Task brief »
Keyword search on "medium": report each line of the records that contains it.

Entries from a dataset of interfaces:
= = = =

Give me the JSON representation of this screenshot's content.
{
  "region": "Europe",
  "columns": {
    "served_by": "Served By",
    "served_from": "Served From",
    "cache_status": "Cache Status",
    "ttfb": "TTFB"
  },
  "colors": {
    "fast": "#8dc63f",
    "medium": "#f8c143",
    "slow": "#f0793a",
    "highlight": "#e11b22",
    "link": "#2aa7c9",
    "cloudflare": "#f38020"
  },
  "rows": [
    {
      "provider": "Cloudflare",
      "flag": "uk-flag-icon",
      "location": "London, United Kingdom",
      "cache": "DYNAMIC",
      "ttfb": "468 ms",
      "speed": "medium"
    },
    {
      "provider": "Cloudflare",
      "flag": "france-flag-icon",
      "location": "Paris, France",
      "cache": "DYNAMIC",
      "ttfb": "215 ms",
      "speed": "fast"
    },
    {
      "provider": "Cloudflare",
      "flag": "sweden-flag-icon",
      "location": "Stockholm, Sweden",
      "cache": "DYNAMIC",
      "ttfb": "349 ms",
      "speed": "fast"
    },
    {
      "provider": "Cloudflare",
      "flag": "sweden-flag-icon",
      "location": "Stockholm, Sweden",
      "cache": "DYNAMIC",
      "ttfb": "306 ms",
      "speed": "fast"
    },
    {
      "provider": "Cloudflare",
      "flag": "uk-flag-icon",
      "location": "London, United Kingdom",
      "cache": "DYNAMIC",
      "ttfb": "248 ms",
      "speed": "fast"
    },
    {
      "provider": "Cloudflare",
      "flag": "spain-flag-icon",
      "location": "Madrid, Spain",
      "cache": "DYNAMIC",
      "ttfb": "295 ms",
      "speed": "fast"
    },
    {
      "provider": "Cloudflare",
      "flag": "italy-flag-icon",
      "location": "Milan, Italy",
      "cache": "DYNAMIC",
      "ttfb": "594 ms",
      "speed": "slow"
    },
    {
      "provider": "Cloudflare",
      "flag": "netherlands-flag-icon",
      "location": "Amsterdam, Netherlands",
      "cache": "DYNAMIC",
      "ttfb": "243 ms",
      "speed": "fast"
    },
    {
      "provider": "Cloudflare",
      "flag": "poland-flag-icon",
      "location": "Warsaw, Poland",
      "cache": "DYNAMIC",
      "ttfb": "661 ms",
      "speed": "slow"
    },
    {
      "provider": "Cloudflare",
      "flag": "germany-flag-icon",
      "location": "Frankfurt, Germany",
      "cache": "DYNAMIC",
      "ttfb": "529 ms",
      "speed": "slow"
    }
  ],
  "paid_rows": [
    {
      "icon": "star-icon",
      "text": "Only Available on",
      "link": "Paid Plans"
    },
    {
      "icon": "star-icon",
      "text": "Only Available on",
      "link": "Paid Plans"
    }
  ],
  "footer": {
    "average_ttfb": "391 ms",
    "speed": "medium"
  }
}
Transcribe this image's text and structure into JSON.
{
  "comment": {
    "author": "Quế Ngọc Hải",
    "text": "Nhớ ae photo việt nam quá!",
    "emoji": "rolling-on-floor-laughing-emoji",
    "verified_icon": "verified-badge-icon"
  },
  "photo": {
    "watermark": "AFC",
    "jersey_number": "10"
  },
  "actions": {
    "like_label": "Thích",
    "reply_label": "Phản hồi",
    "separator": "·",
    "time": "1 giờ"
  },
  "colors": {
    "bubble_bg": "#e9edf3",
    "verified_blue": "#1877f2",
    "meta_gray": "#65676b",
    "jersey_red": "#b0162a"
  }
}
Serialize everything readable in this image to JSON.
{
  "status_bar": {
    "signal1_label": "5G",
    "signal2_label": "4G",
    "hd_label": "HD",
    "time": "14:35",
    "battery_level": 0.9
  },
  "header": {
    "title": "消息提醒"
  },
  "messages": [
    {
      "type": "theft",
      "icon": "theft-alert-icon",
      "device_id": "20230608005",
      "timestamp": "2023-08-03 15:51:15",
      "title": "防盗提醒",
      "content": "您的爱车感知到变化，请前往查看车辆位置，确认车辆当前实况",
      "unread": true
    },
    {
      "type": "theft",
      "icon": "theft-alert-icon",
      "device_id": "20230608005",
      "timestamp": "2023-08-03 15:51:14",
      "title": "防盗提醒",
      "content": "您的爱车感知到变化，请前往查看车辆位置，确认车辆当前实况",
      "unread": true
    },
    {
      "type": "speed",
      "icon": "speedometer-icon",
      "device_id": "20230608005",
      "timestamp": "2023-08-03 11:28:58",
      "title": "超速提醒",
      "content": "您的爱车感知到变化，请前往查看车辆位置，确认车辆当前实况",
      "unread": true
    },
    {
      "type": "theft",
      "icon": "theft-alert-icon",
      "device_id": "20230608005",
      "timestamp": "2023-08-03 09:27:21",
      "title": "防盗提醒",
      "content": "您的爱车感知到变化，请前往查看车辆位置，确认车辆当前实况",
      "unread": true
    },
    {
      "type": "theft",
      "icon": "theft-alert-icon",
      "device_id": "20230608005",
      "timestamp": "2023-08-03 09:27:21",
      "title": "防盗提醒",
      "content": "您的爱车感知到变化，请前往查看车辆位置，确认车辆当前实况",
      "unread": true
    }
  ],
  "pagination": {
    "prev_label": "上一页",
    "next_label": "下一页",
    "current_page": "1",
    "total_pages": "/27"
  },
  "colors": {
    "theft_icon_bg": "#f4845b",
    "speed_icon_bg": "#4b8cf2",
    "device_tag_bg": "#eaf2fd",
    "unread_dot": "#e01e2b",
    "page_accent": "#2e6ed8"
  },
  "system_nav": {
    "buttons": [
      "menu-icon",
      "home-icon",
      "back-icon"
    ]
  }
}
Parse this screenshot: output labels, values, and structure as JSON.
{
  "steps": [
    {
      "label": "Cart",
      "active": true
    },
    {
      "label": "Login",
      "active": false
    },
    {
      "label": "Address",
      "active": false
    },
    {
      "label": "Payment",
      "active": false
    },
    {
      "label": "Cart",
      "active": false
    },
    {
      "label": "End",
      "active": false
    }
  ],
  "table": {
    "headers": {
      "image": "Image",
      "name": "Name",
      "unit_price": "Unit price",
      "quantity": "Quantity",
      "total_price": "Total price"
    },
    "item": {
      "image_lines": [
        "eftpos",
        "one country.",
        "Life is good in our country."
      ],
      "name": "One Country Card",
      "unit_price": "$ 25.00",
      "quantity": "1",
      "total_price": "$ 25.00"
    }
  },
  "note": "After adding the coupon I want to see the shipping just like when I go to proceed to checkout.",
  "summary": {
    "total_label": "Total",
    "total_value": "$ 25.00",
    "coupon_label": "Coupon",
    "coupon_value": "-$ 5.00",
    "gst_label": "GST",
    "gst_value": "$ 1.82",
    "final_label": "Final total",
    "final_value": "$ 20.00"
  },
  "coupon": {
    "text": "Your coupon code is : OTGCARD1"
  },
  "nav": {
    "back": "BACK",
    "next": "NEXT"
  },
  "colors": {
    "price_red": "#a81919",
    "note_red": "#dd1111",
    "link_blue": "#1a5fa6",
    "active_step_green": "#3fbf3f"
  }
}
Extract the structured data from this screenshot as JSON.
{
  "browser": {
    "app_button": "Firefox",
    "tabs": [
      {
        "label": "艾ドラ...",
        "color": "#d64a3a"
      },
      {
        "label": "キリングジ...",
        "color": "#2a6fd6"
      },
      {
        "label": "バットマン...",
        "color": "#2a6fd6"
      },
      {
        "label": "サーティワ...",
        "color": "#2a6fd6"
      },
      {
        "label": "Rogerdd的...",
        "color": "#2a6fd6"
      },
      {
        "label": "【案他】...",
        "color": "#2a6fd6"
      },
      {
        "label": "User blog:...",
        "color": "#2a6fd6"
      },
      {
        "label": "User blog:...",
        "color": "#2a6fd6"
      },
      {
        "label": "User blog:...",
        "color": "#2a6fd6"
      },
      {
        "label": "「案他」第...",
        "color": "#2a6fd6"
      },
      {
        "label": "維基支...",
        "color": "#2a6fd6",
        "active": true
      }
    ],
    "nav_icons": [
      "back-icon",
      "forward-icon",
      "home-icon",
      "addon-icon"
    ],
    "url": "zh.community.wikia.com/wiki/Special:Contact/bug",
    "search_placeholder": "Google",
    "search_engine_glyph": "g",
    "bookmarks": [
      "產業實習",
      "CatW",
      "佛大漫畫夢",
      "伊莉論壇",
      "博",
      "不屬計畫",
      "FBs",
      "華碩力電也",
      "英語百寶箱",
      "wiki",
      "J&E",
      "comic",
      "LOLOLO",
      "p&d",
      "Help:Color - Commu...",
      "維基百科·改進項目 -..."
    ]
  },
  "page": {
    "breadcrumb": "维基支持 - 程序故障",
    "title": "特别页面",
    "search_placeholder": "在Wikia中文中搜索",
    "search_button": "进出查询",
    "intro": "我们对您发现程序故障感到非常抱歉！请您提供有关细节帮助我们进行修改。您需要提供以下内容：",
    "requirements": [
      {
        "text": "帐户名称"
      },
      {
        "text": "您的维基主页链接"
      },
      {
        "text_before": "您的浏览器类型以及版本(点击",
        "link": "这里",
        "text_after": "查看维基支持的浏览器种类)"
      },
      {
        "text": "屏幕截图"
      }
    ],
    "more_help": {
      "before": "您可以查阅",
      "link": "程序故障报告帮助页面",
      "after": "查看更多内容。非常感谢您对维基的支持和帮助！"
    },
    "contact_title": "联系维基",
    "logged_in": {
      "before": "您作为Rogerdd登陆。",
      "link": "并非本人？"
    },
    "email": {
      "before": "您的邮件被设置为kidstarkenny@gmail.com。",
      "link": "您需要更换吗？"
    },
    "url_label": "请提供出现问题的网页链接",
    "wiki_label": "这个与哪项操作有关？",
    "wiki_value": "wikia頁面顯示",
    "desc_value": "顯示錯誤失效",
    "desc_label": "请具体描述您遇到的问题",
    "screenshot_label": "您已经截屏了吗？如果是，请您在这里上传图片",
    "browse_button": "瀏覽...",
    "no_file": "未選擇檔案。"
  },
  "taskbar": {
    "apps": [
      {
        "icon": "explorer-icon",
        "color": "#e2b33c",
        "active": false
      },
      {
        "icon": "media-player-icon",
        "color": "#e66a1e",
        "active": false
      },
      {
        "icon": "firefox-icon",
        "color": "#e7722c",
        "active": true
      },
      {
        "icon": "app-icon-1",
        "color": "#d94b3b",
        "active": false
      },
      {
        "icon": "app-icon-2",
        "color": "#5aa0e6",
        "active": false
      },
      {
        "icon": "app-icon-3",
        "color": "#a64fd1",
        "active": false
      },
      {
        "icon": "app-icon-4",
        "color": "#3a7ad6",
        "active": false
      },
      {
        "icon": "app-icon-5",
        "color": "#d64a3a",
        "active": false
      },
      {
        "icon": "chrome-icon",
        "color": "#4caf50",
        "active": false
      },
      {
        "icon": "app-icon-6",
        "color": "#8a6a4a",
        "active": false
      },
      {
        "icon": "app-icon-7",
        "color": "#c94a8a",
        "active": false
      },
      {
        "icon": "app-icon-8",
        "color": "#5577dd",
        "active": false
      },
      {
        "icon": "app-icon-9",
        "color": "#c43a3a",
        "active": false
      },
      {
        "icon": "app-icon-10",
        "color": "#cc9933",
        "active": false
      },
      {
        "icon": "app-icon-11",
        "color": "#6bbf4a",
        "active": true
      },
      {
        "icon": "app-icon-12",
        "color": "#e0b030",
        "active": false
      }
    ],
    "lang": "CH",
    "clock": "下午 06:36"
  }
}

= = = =

Reply to the exercise »
    "medium": "#f8c143",
      "speed": "medium"
    "speed": "medium"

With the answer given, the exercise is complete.